Prime Minister Roivas told ETV that despite the fact that the original aim was to build a large-scale LNG terminal in Estonia, he is content to have reached an agreement. “Let’s start with the fact that Estonia will get its own terminal. True, not the regional one, but one which ensures energy security. Also, if the Finnish government for some reason will not proceed with the plans for the regional terminal by the end of 2016, it could be built in Estonia. From our point of view, it was important to move forward, after three years of negotiations that went nowhere,” Rõivas said.

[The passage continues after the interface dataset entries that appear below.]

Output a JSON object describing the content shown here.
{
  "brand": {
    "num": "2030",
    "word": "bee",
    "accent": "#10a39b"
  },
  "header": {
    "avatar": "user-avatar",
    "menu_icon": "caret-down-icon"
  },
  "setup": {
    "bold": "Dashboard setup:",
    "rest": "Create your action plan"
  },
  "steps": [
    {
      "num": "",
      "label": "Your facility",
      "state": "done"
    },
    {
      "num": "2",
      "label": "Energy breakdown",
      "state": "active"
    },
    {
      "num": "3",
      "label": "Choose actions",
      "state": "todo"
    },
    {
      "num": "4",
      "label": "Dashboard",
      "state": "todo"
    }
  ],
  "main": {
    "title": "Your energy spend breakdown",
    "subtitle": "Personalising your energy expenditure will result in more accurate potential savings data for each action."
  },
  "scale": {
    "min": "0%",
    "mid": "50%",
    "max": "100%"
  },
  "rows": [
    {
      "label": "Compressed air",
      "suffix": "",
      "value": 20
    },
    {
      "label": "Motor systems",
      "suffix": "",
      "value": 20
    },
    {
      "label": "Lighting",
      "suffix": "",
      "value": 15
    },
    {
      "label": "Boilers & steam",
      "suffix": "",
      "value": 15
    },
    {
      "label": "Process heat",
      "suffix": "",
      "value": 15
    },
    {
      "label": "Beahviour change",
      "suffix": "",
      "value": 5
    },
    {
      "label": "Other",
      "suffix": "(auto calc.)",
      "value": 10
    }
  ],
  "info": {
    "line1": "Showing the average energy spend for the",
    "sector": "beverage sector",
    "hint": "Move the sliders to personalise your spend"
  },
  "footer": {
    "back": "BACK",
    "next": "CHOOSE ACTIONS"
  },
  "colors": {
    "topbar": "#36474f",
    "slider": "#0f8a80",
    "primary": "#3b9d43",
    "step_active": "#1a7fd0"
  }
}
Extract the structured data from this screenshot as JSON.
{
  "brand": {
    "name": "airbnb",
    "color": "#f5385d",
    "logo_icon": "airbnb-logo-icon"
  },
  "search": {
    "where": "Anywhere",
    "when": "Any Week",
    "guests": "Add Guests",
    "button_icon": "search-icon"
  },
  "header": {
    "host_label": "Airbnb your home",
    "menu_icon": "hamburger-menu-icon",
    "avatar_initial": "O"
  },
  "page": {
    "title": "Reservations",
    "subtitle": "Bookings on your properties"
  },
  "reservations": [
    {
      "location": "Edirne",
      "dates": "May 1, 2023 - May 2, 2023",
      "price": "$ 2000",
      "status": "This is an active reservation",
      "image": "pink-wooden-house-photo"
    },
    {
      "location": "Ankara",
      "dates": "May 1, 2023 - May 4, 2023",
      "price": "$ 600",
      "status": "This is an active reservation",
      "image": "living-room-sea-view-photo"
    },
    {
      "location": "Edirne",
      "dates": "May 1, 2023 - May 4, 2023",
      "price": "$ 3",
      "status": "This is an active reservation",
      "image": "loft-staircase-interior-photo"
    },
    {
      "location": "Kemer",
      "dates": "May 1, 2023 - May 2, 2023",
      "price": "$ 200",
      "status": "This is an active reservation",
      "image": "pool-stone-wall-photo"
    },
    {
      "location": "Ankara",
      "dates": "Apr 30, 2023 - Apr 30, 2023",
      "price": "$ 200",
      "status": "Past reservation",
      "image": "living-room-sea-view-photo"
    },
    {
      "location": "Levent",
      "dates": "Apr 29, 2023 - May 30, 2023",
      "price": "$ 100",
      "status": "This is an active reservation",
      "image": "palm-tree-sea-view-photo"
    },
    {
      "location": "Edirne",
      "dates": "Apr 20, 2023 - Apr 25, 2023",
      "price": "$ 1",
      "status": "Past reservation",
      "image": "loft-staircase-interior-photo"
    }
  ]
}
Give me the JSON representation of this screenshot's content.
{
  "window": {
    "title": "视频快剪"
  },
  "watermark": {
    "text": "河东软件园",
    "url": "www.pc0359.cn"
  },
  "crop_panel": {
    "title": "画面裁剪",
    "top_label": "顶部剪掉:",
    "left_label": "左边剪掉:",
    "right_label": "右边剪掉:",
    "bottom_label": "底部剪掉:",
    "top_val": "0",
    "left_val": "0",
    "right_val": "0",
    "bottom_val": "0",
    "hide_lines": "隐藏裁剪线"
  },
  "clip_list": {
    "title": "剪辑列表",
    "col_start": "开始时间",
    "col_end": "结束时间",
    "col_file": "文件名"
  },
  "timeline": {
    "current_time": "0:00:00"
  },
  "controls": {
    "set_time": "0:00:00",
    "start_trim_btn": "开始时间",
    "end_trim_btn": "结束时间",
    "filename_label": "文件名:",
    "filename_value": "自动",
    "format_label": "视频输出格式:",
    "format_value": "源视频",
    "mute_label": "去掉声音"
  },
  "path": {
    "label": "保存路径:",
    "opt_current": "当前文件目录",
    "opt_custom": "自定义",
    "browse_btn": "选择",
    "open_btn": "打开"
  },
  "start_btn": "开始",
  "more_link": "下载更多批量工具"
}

Estonia, like other Baltic states, is energy dependent on Russia. Lithuanians have made a huge step forward and since December 2014 are proud of FSRU Independence (floating LNG storage and regasification unit to be used as an LNG import terminal). Estonians have only just entered a path to implement large energy projects. Of course, there is oil shale – Estonian exploration accounts for 70% of the worldwide exploration – but still Estonia is energy dependent on Russia. In October 2014 the office of Commissioner Gunther Oettinger warned that Estonia is the most energy depended EU member state. If Moscow holds on the supplies, gas that is stored in gas storage facilities could be used for four, maximum five days. The decisions that have been lately made in Tallinn by the government and Estonian companies are the light at the end of the tunnel.